WHAT THE EXERCISE ASKS
Restate the records below word for word, leaving nothing out.

Dataset rows for apps and sites
========================================

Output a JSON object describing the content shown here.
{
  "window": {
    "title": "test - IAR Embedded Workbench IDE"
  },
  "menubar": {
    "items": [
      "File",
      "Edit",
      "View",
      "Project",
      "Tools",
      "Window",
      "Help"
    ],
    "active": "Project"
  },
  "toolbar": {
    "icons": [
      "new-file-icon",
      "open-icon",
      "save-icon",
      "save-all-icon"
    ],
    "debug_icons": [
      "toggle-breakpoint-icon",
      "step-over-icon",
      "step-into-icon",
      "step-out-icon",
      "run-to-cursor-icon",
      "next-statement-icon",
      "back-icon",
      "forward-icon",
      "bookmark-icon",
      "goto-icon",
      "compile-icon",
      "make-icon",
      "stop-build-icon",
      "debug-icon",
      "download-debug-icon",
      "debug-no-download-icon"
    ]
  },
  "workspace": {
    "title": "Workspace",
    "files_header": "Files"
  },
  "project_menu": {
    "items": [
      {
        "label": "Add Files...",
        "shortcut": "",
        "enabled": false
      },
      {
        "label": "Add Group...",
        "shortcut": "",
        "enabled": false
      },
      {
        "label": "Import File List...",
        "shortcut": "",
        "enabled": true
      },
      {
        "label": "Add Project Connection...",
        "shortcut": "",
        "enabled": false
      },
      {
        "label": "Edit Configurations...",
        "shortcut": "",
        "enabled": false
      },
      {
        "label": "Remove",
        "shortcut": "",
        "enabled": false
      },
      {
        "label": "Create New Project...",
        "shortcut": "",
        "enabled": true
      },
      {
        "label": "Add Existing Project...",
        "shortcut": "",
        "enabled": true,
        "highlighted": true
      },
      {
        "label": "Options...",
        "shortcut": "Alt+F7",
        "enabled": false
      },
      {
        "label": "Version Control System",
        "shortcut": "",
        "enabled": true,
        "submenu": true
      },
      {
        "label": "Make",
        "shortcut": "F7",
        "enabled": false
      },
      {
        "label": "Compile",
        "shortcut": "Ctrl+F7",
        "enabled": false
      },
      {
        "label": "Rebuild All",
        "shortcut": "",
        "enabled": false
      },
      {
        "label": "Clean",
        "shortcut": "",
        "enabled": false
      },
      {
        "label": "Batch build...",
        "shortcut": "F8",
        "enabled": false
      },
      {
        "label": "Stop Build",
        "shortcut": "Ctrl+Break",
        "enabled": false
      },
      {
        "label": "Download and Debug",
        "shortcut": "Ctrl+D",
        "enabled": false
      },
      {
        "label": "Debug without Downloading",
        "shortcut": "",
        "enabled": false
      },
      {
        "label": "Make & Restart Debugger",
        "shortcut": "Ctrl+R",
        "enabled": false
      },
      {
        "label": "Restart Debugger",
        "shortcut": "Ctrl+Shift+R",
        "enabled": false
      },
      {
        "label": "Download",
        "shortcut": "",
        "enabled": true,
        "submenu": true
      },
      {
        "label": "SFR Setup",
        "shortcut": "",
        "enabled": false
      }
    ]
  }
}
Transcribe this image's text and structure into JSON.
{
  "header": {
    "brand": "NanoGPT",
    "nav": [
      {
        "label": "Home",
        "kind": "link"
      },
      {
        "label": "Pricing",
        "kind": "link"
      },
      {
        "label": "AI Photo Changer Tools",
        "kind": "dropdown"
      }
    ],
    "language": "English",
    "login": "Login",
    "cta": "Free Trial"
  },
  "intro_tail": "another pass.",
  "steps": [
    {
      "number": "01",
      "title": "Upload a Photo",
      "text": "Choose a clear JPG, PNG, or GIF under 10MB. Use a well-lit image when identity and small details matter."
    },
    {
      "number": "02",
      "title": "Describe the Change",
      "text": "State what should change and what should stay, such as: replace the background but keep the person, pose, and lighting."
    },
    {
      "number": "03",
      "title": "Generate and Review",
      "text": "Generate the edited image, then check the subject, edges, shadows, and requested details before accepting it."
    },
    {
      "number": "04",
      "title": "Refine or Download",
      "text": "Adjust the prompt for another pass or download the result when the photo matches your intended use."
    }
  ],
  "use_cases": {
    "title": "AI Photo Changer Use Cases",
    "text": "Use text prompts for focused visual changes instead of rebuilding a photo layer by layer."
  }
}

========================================

REPLY
Output a JSON object describing the content shown here.
{
  "window": {
    "title": "test - IAR Embedded Workbench IDE"
  },
  "menubar": {
    "items": [
      "File",
      "Edit",
      "View",
      "Project",
      "Tools",
      "Window",
      "Help"
    ],
    "active": "Project"
  },
  "toolbar": {
    "icons": [
      "new-file-icon",
      "open-icon",
      "save-icon",
      "save-all-icon"
    ],
    "debug_icons": [
      "toggle-breakpoint-icon",
      "step-over-icon",
      "step-into-icon",
      "step-out-icon",
      "run-to-cursor-icon",
      "next-statement-icon",
      "back-icon",
      "forward-icon",
      "bookmark-icon",
      "goto-icon",
      "compile-icon",
      "make-icon",
      "stop-build-icon",
      "debug-icon",
      "download-debug-icon",
      "debug-no-download-icon"
    ]
  },
  "workspace": {
    "title": "Workspace",
    "files_header": "Files"
  },
  "project_menu": {
    "items": [
      {
        "label": "Add Files...",
        "shortcut": "",
        "enabled": false
      },
      {
        "label": "Add Group...",
        "shortcut": "",
        "enabled": false
      },
      {
        "label": "Import File List...",
        "shortcut": "",
        "enabled": true
      },
      {
        "label": "Add Project Connection...",
        "shortcut": "",
        "enabled": false
      },
      {
        "label": "Edit Configurations...",
        "shortcut": "",
        "enabled": false
      },
      {
        "label": "Remove",
        "shortcut": "",
        "enabled": false
      },
      {
        "label": "Create New Project...",
        "shortcut": "",
        "enabled": true
      },
      {
        "label": "Add Existing Project...",
        "shortcut": "",
        "enabled": true,
        "highlighted": true
      },
      {
        "label": "Options...",
        "shortcut": "Alt+F7",
        "enabled": false
      },
      {
        "label": "Version Control System",
        "shortcut": "",
        "enabled": true,
        "submenu": true
      },
      {
        "label": "Make",
        "shortcut": "F7",
        "enabled": false
      },
      {
        "label": "Compile",
        "shortcut": "Ctrl+F7",
        "enabled": false
      },
      {
        "label": "Rebuild All",
        "shortcut": "",
        "enabled": false
      },
      {
        "label": "Clean",
        "shortcut": "",
        "enabled": false
      },
      {
        "label": "Batch build...",
        "shortcut": "F8",
        "enabled": false
      },
      {
        "label": "Stop Build",
        "shortcut": "Ctrl+Break",
        "enabled": false
      },
      {
        "label": "Download and Debug",
        "shortcut": "Ctrl+D",
        "enabled": false
      },
      {
        "label": "Debug without Downloading",
        "shortcut": "",
        "enabled": false
      },
      {
        "label": "Make & Restart Debugger",
        "shortcut": "Ctrl+R",
        "enabled": false
      },
      {
        "label": "Restart Debugger",
        "shortcut": "Ctrl+Shift+R",
        "enabled": false
      },
      {
        "label": "Download",
        "shortcut": "",
        "enabled": true,
        "submenu": true
      },
      {
        "label": "SFR Setup",
        "shortcut": "",
        "enabled": false
      }
    ]
  }
}
Transcribe this image's text and structure into JSON.
{
  "header": {
    "brand": "NanoGPT",
    "nav": [
      {
        "label": "Home",
        "kind": "link"
      },
      {
        "label": "Pricing",
        "kind": "link"
      },
      {
        "label": "AI Photo Changer Tools",
        "kind": "dropdown"
      }
    ],
    "language": "English",
    "login": "Login",
    "cta": "Free Trial"
  },
  "intro_tail": "another pass.",
  "steps": [
    {
      "number": "01",
      "title": "Upload a Photo",
      "text": "Choose a clear JPG, PNG, or GIF under 10MB. Use a well-lit image when identity and small details matter."
    },
    {
      "number": "02",
      "title": "Describe the Change",
      "text": "State what should change and what should stay, such as: replace the background but keep the person, pose, and lighting."
    },
    {
      "number": "03",
      "title": "Generate and Review",
      "text": "Generate the edited image, then check the subject, edges, shadows, and requested details before accepting it."
    },
    {
      "number": "04",
      "title": "Refine or Download",
      "text": "Adjust the prompt for another pass or download the result when the photo matches your intended use."
    }
  ],
  "use_cases": {
    "title": "AI Photo Changer Use Cases",
    "text": "Use text prompts for focused visual changes instead of rebuilding a photo layer by layer."
  }
}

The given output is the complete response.